Activity >>
Gather every line below where "data" appears.

Given information >>

━━━━

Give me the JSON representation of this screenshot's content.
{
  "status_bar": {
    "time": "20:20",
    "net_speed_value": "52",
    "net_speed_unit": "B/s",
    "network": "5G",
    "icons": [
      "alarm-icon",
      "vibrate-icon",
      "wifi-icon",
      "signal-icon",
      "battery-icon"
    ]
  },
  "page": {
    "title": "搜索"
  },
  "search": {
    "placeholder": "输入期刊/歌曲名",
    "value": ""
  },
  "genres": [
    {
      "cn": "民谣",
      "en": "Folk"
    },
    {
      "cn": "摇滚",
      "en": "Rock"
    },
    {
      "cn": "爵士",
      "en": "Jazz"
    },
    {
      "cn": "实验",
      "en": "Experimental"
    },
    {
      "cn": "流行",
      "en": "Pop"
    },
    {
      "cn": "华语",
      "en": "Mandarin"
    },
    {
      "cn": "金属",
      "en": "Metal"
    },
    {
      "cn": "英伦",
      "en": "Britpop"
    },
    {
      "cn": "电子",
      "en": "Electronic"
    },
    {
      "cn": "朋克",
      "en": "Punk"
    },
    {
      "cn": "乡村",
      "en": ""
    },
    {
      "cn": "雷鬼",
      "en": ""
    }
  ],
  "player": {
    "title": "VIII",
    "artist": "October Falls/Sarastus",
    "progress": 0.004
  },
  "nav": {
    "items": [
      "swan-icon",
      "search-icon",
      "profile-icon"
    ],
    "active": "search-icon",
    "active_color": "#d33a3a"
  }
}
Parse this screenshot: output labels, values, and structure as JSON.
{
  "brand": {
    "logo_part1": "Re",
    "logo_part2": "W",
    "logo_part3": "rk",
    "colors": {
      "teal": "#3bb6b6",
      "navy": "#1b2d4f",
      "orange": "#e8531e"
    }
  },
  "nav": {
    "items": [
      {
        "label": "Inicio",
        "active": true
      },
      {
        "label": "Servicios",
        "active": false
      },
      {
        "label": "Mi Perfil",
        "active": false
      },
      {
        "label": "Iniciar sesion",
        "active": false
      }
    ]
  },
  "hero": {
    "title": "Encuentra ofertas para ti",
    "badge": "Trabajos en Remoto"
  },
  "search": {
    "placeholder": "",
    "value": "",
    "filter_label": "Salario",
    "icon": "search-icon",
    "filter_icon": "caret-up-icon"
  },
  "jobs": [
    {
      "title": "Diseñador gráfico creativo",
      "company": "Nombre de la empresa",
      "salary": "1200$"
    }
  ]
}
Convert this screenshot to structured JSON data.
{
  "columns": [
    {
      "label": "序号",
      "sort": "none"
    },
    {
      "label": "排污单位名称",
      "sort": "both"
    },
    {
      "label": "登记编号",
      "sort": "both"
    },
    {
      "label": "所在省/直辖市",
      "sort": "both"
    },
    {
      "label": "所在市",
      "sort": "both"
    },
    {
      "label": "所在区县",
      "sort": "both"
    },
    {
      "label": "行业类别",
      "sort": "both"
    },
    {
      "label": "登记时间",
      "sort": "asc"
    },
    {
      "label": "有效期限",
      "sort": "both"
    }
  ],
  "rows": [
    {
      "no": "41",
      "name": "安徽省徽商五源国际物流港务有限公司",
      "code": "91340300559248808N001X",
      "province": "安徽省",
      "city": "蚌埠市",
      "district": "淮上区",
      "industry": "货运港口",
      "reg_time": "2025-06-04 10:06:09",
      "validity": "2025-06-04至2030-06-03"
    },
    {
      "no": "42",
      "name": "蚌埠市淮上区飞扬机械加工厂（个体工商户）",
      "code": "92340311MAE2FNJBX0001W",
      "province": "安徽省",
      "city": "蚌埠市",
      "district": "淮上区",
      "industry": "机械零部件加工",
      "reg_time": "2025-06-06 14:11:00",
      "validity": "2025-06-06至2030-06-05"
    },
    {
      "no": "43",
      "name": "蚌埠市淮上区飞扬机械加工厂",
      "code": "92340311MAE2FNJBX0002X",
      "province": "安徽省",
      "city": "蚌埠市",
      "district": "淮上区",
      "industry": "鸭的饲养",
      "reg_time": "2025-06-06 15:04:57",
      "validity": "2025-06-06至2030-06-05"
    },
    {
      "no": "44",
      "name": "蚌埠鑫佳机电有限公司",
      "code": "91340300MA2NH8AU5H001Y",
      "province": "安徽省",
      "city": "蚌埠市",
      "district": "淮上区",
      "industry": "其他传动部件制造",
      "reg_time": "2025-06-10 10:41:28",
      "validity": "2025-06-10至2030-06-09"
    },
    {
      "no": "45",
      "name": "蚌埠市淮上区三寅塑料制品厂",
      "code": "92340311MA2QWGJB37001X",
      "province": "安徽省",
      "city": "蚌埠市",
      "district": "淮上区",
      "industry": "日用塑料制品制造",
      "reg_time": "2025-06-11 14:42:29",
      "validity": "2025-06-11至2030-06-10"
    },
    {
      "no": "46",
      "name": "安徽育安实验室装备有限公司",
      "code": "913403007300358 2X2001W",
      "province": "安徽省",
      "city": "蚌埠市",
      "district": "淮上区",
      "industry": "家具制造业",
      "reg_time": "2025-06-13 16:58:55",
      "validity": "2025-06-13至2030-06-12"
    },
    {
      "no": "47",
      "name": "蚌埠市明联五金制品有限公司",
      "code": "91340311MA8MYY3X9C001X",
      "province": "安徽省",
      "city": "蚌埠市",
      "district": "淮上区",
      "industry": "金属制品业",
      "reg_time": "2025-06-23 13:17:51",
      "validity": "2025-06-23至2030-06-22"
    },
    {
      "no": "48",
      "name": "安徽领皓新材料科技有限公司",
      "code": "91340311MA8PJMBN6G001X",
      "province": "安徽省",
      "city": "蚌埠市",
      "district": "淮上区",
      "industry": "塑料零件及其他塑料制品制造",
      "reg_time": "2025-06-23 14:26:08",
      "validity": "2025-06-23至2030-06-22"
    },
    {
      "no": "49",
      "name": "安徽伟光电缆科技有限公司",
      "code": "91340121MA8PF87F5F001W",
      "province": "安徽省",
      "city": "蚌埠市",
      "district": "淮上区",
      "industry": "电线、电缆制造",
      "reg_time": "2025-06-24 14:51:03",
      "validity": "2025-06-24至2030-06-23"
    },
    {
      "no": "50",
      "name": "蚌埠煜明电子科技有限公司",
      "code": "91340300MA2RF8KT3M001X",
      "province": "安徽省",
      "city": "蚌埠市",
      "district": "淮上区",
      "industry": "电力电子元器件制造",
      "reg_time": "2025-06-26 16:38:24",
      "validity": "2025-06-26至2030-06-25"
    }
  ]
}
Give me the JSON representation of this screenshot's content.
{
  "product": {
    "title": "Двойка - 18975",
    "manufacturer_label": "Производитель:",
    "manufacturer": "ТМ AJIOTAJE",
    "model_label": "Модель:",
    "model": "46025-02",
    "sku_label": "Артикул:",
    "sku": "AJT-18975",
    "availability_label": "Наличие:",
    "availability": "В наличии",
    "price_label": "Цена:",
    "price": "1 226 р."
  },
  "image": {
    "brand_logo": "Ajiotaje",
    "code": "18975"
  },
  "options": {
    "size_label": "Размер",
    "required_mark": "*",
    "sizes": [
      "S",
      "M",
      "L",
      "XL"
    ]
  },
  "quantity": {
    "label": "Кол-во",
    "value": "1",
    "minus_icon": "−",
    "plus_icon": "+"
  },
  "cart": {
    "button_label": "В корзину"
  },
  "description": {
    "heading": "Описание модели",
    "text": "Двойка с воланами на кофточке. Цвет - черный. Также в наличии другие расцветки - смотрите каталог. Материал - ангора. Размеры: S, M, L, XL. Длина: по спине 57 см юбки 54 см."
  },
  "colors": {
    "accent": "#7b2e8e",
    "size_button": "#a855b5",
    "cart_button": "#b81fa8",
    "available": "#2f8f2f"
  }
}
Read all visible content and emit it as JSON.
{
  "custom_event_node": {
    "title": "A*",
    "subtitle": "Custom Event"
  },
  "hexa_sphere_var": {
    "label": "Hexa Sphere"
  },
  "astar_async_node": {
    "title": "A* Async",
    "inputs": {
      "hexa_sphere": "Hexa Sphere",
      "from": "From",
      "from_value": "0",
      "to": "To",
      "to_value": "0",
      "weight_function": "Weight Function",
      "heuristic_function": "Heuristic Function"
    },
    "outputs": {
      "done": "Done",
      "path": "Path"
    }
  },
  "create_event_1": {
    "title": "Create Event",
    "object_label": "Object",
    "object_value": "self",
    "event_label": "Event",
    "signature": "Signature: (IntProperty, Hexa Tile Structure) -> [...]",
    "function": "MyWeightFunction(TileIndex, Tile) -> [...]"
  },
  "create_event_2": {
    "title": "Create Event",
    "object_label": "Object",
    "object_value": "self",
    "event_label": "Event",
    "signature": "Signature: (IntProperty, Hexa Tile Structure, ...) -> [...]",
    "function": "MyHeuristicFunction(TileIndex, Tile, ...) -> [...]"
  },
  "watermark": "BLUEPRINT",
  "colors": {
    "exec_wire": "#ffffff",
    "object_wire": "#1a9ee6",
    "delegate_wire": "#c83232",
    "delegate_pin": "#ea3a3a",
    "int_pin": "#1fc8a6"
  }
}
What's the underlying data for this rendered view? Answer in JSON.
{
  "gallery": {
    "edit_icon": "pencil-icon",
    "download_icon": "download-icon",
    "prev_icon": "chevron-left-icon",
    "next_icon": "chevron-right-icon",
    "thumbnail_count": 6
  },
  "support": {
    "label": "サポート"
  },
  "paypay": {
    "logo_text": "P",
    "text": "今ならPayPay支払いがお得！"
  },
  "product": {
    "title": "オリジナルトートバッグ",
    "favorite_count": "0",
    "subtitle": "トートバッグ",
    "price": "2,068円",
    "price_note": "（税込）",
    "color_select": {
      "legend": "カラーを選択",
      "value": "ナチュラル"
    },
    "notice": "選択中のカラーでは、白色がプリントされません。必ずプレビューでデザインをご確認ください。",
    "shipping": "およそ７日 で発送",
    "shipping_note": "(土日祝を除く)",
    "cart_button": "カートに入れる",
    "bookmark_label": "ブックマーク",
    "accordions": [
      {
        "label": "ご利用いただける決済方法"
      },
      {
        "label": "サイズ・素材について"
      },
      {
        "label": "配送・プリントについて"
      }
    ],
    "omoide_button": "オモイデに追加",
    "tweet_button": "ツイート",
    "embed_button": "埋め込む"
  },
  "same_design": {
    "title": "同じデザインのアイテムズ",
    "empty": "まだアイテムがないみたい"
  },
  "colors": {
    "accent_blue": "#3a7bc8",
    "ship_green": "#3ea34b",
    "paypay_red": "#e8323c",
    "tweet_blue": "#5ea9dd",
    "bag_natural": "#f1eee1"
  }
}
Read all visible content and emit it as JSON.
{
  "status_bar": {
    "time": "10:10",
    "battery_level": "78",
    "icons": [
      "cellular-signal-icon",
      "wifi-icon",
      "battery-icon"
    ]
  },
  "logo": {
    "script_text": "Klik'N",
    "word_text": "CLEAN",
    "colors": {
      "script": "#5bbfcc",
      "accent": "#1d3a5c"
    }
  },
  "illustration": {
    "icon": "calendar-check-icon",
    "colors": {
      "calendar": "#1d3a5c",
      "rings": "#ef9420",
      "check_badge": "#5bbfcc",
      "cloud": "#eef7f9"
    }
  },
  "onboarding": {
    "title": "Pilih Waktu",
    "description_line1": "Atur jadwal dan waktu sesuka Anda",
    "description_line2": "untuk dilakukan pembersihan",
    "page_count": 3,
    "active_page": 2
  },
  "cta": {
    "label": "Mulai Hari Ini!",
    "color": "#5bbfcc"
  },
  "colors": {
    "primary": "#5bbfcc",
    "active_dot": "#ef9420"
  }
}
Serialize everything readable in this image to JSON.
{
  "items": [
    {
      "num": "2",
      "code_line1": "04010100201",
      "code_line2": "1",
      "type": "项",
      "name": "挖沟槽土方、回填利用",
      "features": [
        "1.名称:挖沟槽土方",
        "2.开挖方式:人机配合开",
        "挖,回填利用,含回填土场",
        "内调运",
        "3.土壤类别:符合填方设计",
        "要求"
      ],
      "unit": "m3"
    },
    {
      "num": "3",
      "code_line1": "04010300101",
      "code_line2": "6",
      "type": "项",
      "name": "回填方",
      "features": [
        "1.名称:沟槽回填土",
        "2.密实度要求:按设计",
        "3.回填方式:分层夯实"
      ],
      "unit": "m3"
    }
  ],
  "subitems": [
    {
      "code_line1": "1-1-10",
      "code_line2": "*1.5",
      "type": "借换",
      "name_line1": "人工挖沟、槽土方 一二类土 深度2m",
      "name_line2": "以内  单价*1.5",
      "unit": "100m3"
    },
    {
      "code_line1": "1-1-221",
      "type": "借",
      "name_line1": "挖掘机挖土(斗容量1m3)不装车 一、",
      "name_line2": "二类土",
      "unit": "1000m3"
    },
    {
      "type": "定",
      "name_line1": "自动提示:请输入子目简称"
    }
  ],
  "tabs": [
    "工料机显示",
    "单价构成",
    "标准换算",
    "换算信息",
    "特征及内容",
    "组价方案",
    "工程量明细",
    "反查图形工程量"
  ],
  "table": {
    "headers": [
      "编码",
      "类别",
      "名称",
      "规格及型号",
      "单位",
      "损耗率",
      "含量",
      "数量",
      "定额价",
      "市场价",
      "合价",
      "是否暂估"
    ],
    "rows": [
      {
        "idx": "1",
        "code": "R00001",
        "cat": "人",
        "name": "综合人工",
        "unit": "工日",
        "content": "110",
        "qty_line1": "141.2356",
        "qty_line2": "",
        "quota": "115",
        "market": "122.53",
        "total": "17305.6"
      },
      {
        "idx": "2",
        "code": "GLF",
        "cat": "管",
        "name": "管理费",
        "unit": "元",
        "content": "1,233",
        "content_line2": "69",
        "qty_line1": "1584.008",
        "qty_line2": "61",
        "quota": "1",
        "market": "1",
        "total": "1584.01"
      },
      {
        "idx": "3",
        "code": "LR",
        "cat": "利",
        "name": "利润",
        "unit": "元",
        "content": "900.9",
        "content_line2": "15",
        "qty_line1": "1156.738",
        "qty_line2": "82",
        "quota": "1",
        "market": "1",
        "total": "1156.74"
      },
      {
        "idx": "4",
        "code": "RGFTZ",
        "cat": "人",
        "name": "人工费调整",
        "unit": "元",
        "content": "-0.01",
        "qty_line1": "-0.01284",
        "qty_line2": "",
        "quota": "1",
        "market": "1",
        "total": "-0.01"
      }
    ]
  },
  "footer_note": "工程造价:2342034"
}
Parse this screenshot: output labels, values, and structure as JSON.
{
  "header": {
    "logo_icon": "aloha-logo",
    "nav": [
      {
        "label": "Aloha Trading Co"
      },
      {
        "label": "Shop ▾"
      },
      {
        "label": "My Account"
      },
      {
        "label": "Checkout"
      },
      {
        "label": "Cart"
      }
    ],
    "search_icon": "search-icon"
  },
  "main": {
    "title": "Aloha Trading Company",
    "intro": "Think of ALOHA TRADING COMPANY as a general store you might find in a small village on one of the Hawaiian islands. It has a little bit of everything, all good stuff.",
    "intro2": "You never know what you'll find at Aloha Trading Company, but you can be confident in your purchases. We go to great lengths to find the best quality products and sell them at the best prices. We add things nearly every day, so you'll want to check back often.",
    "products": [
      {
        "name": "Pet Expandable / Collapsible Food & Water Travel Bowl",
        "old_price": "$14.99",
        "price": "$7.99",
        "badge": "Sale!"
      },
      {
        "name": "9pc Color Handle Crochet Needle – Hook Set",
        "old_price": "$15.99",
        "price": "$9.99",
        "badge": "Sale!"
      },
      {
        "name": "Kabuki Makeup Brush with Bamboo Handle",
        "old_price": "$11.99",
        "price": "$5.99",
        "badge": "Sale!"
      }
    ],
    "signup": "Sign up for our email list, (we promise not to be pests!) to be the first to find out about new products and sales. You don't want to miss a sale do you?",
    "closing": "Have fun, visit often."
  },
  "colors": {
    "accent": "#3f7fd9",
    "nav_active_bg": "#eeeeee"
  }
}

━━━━

Solution >>
Convert this screenshot to structured JSON data.
What's the underlying data for this rendered view? Answer in JSON.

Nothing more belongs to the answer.